### Work item
Among the entries below, find every line that has "sample" and pull it out.

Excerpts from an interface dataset

★ ★ ★

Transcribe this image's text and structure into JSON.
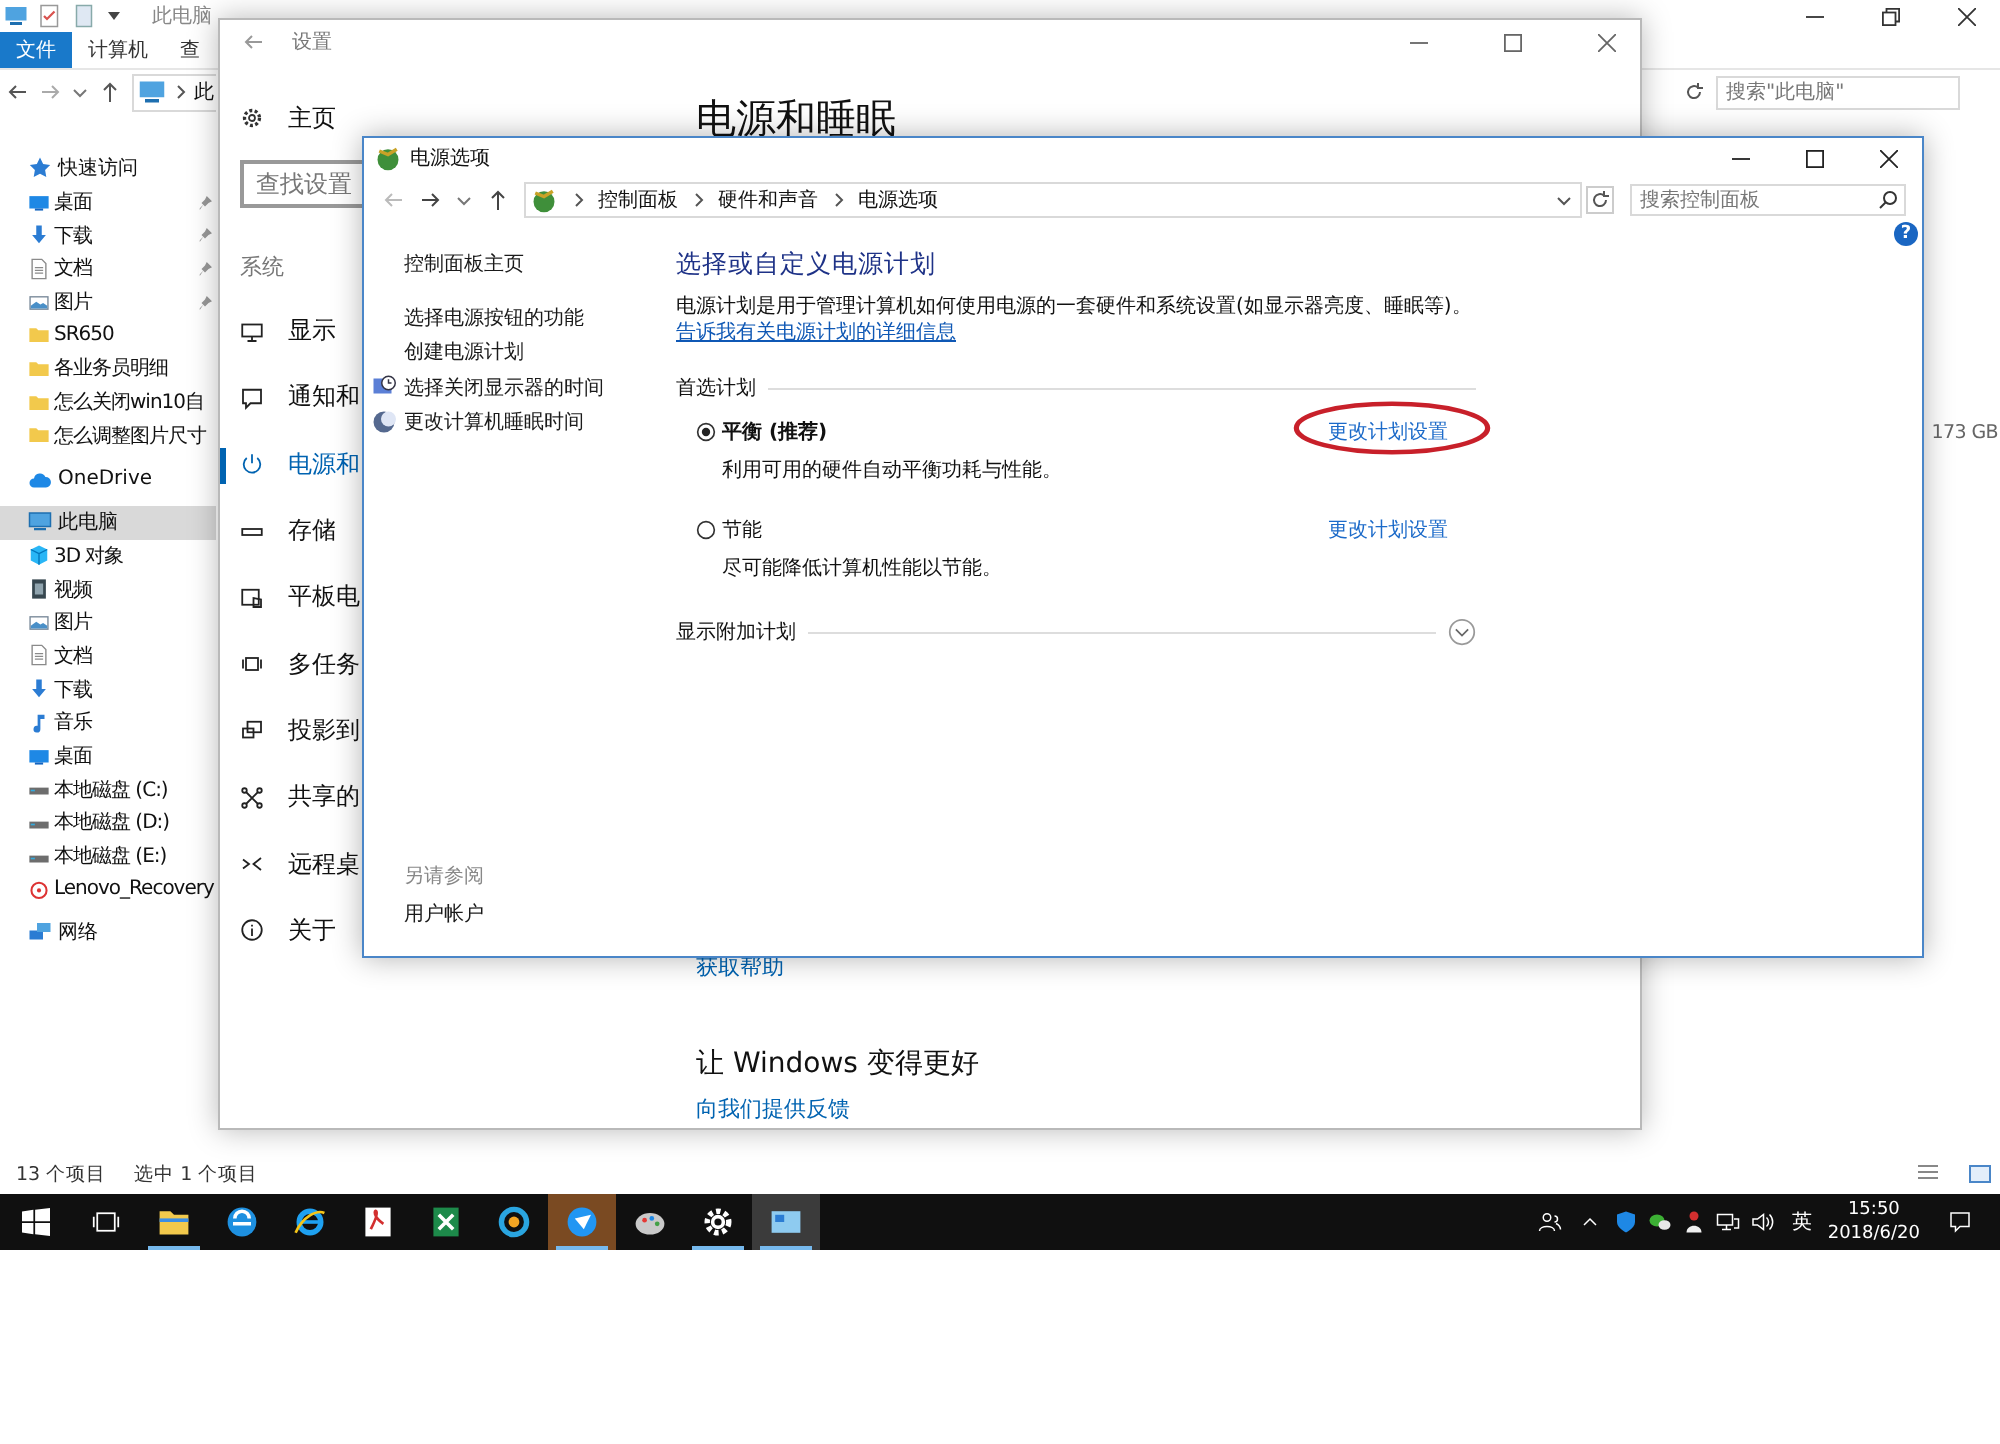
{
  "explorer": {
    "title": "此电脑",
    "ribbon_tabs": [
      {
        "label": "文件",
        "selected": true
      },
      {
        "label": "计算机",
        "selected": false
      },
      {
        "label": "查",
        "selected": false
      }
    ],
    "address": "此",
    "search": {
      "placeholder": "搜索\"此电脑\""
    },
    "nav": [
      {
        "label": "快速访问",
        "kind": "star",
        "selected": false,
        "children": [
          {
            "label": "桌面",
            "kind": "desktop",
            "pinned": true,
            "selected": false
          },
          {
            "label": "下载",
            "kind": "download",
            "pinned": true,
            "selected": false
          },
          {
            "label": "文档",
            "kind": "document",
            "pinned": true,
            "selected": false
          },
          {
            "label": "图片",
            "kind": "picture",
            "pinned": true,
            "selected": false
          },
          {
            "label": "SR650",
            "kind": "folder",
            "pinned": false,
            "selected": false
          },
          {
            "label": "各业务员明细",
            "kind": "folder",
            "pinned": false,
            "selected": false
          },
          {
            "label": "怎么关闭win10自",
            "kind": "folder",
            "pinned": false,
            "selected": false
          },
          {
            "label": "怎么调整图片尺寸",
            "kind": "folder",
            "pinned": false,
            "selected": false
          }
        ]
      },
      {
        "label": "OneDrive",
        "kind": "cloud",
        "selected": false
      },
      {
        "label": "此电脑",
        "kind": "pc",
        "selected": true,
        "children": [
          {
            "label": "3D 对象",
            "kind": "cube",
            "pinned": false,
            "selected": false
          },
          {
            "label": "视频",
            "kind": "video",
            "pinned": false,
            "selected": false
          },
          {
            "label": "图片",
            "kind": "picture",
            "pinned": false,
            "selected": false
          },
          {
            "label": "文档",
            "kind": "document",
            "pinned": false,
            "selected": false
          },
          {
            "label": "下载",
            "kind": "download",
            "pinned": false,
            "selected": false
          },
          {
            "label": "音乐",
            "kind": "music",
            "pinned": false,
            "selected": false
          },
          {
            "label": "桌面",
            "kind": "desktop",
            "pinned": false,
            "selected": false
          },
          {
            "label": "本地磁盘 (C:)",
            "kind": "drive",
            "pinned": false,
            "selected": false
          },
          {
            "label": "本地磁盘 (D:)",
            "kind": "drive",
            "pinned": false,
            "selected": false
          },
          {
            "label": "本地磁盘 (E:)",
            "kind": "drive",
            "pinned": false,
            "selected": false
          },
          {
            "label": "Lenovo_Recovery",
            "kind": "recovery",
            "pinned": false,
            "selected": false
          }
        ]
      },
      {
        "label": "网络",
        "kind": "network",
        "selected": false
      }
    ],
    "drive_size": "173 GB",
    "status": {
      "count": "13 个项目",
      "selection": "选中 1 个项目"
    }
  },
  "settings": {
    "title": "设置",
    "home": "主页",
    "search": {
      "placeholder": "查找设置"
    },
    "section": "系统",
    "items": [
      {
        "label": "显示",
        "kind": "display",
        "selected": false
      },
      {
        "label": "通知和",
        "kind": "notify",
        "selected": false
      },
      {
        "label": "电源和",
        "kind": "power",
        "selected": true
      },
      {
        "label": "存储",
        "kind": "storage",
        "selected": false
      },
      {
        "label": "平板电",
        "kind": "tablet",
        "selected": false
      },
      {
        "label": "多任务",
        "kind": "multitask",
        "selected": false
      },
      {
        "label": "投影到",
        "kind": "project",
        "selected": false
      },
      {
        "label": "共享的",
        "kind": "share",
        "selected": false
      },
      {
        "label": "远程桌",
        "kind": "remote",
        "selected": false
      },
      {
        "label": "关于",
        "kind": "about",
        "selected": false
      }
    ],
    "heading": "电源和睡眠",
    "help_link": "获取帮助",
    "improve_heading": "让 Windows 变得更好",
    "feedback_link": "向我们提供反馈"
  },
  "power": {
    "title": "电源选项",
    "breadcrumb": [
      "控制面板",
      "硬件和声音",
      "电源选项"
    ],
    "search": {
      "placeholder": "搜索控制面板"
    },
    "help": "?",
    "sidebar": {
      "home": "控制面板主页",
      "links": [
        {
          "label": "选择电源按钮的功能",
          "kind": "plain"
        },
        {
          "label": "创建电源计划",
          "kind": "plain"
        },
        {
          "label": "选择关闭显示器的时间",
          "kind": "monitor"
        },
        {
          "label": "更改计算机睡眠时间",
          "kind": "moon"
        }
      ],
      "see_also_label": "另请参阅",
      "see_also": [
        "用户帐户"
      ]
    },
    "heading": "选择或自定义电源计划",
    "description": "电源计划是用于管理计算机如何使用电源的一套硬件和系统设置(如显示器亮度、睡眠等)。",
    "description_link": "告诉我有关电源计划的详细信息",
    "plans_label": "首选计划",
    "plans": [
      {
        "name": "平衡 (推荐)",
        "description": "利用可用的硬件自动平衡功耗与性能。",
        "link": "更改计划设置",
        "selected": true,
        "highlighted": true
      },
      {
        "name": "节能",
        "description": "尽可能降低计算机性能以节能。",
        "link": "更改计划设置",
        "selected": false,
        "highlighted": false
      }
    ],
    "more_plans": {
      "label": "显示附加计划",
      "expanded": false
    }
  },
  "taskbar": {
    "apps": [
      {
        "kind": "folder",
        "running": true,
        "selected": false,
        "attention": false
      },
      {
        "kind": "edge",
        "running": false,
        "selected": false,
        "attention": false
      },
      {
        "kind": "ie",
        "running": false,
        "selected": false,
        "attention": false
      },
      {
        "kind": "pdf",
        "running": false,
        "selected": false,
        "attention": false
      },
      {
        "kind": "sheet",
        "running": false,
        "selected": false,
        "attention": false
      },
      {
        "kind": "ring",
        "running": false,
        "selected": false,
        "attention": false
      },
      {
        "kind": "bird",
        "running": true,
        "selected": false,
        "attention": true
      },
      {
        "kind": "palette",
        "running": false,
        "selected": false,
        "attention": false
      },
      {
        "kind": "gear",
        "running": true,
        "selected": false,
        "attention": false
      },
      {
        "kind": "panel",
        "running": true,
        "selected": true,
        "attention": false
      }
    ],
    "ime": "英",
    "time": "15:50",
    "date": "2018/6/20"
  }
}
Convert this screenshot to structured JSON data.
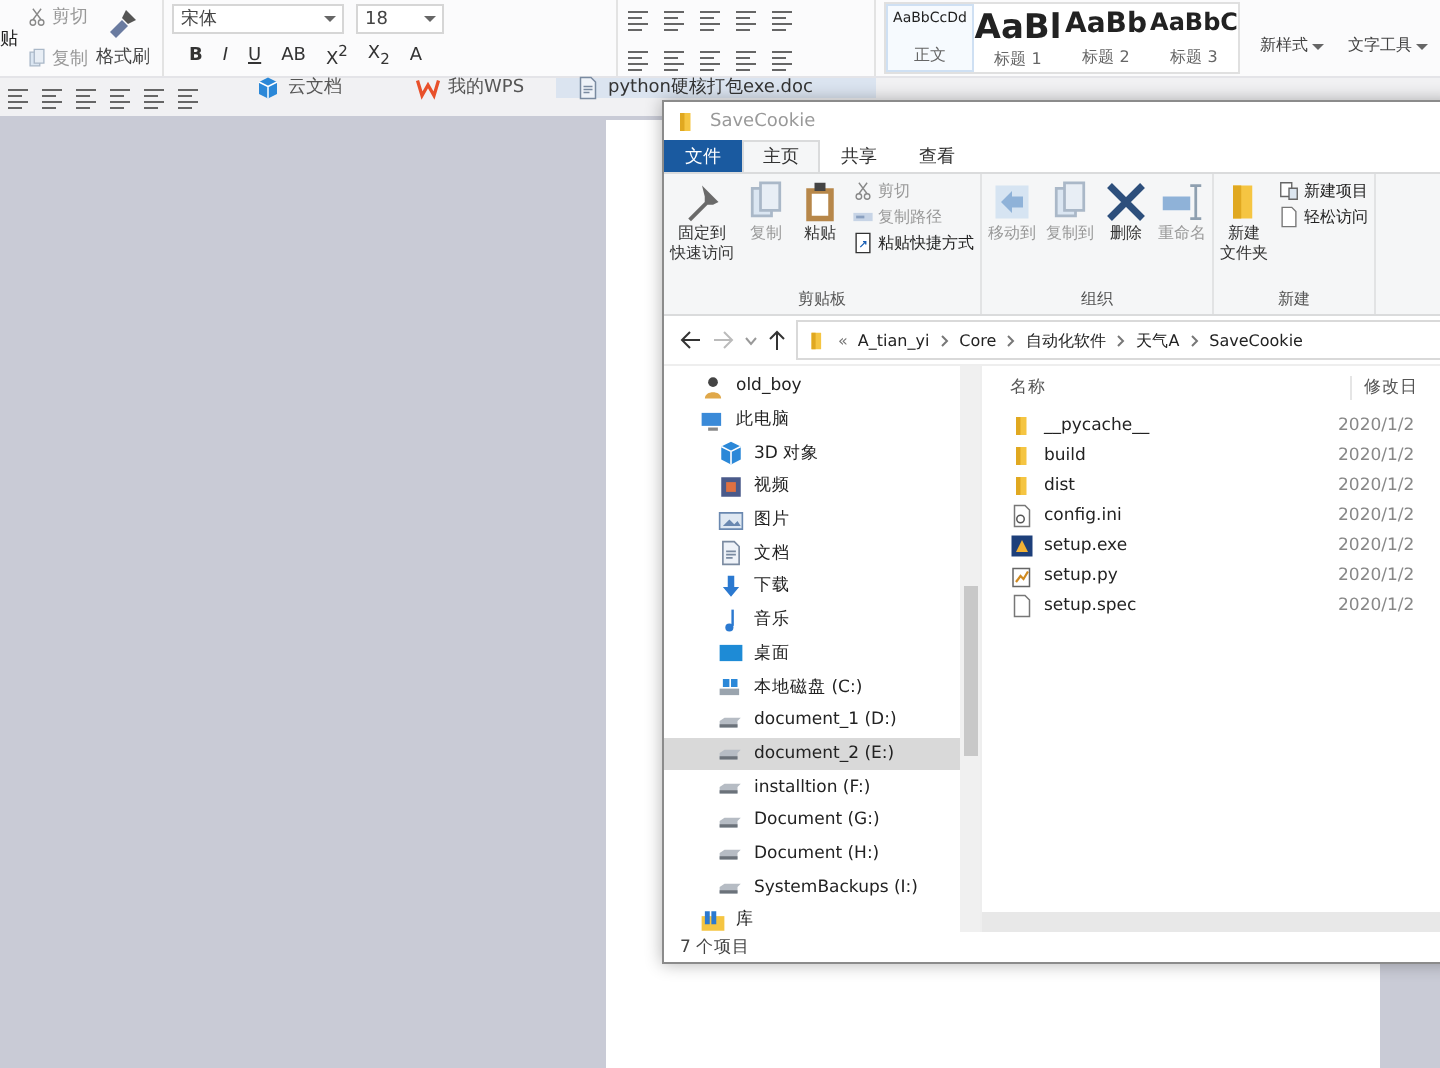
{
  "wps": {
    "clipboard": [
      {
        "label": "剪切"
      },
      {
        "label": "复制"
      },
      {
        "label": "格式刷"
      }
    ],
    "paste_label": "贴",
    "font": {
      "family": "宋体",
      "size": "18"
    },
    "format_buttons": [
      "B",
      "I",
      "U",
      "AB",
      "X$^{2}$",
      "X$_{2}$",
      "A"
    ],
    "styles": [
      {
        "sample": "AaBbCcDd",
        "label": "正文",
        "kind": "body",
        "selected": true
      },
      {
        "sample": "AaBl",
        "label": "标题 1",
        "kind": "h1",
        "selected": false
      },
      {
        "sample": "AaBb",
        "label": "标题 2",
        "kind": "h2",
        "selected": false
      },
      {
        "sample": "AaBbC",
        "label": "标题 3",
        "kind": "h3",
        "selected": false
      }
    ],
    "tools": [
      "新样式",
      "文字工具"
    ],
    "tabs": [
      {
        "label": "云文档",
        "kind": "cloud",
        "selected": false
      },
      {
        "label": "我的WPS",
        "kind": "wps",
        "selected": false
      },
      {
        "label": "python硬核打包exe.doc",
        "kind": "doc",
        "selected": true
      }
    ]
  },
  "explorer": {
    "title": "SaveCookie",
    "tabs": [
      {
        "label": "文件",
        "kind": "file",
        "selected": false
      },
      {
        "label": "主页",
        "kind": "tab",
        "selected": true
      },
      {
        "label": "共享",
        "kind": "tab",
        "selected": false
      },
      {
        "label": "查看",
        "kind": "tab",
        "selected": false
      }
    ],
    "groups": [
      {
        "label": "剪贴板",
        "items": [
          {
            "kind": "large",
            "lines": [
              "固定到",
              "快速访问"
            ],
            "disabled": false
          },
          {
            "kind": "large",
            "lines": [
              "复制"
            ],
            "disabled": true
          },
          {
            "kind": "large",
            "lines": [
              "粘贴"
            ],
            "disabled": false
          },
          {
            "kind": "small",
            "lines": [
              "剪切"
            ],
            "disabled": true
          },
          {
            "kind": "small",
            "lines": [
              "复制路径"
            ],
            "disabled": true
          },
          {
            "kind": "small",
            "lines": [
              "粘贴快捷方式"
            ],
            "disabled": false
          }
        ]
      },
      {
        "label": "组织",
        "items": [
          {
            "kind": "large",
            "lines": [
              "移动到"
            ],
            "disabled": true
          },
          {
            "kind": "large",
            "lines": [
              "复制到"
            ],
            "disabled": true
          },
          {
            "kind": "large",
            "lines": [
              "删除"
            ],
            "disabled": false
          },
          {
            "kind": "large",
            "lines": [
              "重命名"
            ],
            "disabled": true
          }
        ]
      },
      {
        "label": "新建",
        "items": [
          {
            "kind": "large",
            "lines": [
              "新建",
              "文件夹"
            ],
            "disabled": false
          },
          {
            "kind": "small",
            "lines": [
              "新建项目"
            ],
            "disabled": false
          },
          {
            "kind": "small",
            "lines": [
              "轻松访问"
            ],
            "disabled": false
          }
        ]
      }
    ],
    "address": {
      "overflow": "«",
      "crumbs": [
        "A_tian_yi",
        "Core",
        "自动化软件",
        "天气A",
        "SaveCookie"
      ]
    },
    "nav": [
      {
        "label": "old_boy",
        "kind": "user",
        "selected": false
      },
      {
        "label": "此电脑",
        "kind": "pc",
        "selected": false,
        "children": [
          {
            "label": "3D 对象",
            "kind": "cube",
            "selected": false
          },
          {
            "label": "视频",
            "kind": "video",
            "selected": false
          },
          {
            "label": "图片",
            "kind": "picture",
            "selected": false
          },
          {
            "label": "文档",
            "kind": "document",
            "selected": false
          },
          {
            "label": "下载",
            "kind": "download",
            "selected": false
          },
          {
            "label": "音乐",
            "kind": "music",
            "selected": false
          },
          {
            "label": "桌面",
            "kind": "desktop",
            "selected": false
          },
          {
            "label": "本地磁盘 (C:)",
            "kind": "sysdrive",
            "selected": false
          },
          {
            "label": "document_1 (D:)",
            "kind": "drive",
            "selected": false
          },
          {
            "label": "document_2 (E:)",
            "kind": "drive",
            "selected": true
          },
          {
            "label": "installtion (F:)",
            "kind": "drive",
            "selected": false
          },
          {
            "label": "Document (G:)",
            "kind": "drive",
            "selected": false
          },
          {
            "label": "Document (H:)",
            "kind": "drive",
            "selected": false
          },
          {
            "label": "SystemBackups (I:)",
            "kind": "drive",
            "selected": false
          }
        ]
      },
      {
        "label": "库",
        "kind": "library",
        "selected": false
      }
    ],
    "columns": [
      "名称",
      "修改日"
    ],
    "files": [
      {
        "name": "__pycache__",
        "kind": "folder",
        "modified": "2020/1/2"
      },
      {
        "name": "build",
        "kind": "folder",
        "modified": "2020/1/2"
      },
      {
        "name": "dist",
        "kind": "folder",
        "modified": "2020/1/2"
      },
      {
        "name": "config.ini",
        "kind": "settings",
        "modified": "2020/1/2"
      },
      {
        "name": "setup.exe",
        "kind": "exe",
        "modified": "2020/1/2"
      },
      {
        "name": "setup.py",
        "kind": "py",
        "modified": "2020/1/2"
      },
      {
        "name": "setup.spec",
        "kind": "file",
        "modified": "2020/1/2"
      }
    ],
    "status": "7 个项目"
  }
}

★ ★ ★

### Response to the task
        "sample": "AaBbCcDd",
        "sample": "AaBl",
        "sample": "AaBb",
        "sample": "AaBbC",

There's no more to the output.